Procter & Gamble (NYSE:PG) surprised me on Tuesday when it released a second-quarter trading update that is good news for the global economy.
One swallow doesn't a summer make but I think many bears might have grossly overestimated the risk of deflation in the U.S. as well as elsewhere in the world in 2016.
For the record, Johnson & Johnson (NYSE:JNJ) also released its quarterly figures on Tuesday - it missed revenue estimates but earnings were better than expected. Well, its trading update didn't impress me very much.
The most important news of all first:
"Organic sales, which exclude the impact of foreign exchange and acquisitions and divestitures, increased two percent," Procter said today.

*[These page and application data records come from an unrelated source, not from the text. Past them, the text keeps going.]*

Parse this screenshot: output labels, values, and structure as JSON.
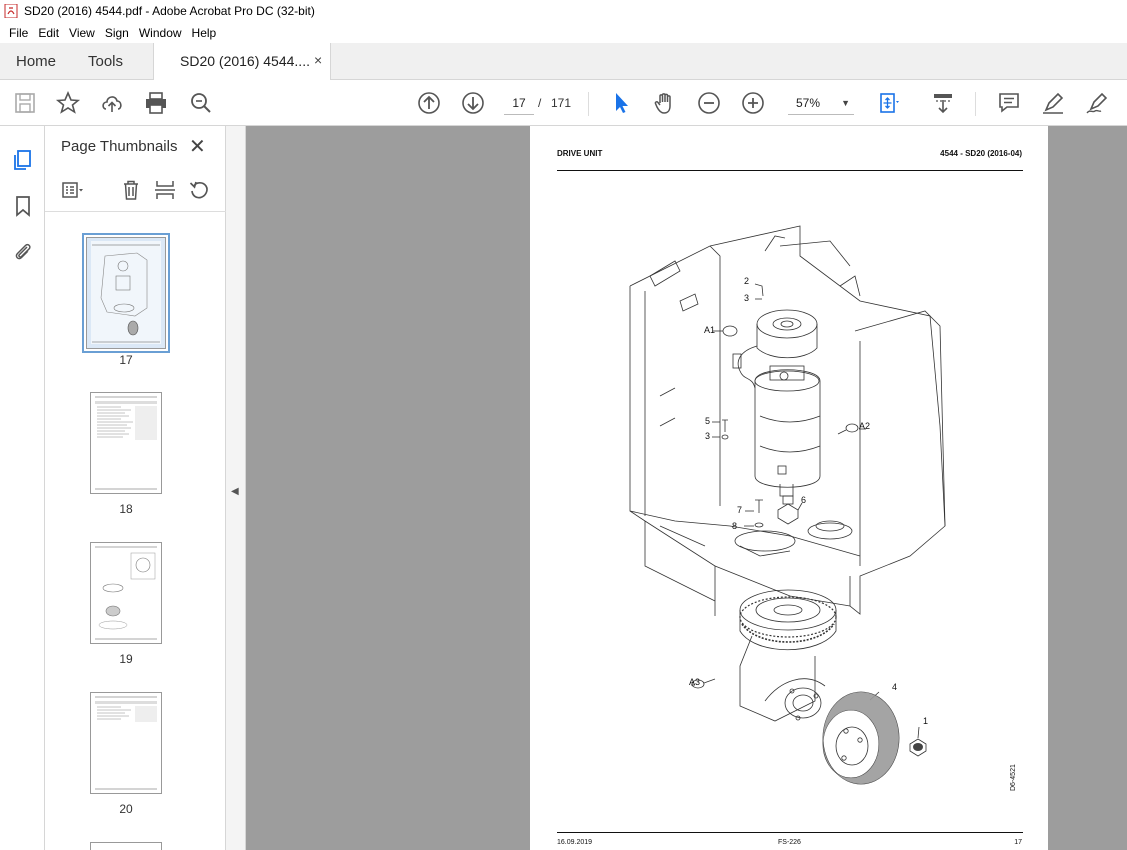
{
  "window": {
    "title": "SD20 (2016) 4544.pdf - Adobe Acrobat Pro DC (32-bit)"
  },
  "menu": [
    "File",
    "Edit",
    "View",
    "Sign",
    "Window",
    "Help"
  ],
  "tabs": {
    "home": "Home",
    "tools": "Tools",
    "document": "SD20 (2016) 4544....",
    "close": "×"
  },
  "toolbar": {
    "page_current": "17",
    "page_separator": "/",
    "page_total": "171",
    "zoom": "57%"
  },
  "thumbnails_panel": {
    "title": "Page Thumbnails",
    "close": "✕",
    "pages": [
      {
        "label": "17",
        "selected": true
      },
      {
        "label": "18",
        "selected": false
      },
      {
        "label": "19",
        "selected": false
      },
      {
        "label": "20",
        "selected": false
      }
    ]
  },
  "pdf_page": {
    "header_left": "DRIVE UNIT",
    "header_right": "4544 - SD20 (2016-04)",
    "footer_left": "16.09.2019",
    "footer_center": "FS-226",
    "footer_right": "17",
    "figure_ref": "D6-4521",
    "callouts": {
      "c2": "2",
      "c3a": "3",
      "a1": "A1",
      "c5": "5",
      "c3b": "3",
      "a2": "A2",
      "c6": "6",
      "c7": "7",
      "c8": "8",
      "a3": "A3",
      "c4": "4",
      "c1": "1"
    }
  },
  "colors": {
    "viewer_bg": "#9d9d9d",
    "accent": "#1a73e8",
    "selection": "#6a9fd4"
  }
}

Core earnings per share were $1.04, an increase of nine percent, it added.
This was a fantastic debut for president and chief executive David Taylor, who got off to a great start.
As you might know, I revisited my PG investment case on 6 January, and now I wonder: was my wife right after all?
In my previous coverage this week I said that Procter really had no choice but to pull a rabbit out of its hat on Tuesday - and it did.
I am seriously tempted to join those in the bull camp now following a period during which I was not inclined to consider it fair value at $77 a share, the level where its stock currently trades.
But should I?
Of course, I expected positive news on net earnings, but then it was not obvious that Procter would have been able to return to organic growth in this environment.
The chart below shows the reaction in the futures market before trading began on Tuesday.
I appreciate the chart above doesn't say much about future trends, but if Procter had reported softer figures for growth and earnings, its stock would have likely been hammered before the market opened.
What's important, however, is to give a proper look to the table below, where I highlighted the price changes in Q4.
When you compare the table above to the set of data that Procter released in the first quarter, you'll notice that the impact from lower volumes and exchange rates are very similar, but Procter managed to increase prices at a steeper rate than in the previous quarter across all its divisions. It's worth considering that Q1 and Q2 were similarly challenging in terms of comparable figures year on year.
There is talk that a recession could be around the corner, but if Procter and the likes manage to increase prices - and those increases become heavier over time - I doubt we'll have to worry very much about the economic outlook. Which is not rosy, I admit that, but our world could be less troubled than many think it is.
In fact, I think it's possible that the U.S. inflation rate, as gauged by CPI, may surprise a few investors this year, beating the projected range of between 1% and 2% after hovering around 0.5% in 2015.
"Volume growth was negatively affected by retailer actions to manage inventory levels relative to consumption trends in the markets most affected by currency devaluation and in markets where we have recently adjusted trade terms in certain sales channels," Procter added.
Retailers have become much more careful when it comes to inventory management over the past five years. Procter boasts a strong products portfolio, but this could be a key value driver for volumes going forward.
Keep an eye on how things develop there.
Diluted net earnings per share from continuing operations rose 10% to $1.01, but even more impressive was the growth rate in currency-neutral core EPS.
A few other changes in some key financial metrics were pretty good, as the table below shows.
Today, Procter confirmed its guidance for 2016, which is shown in the table below.
There are risks to annual earnings estimates.
Frankly, I find today's trading update very encouraging, but I am not prepared to buy PG stock at around $77-$78, although there are more things I like today than just its products.
Do I feel a bit stupid, then?
Well, not yet - I need to see higher organic volumes before I make up my mind.
Disclosure: I/we have no positions in any stocks mentioned, and no plans to initiate any positions within the next 72 hours.
I wrote this article myself, and it expresses my own opinions. I am not receiving compensation for it (other than from Seeking Alpha). I have no business relationship with any company whose stock is mentioned in this article.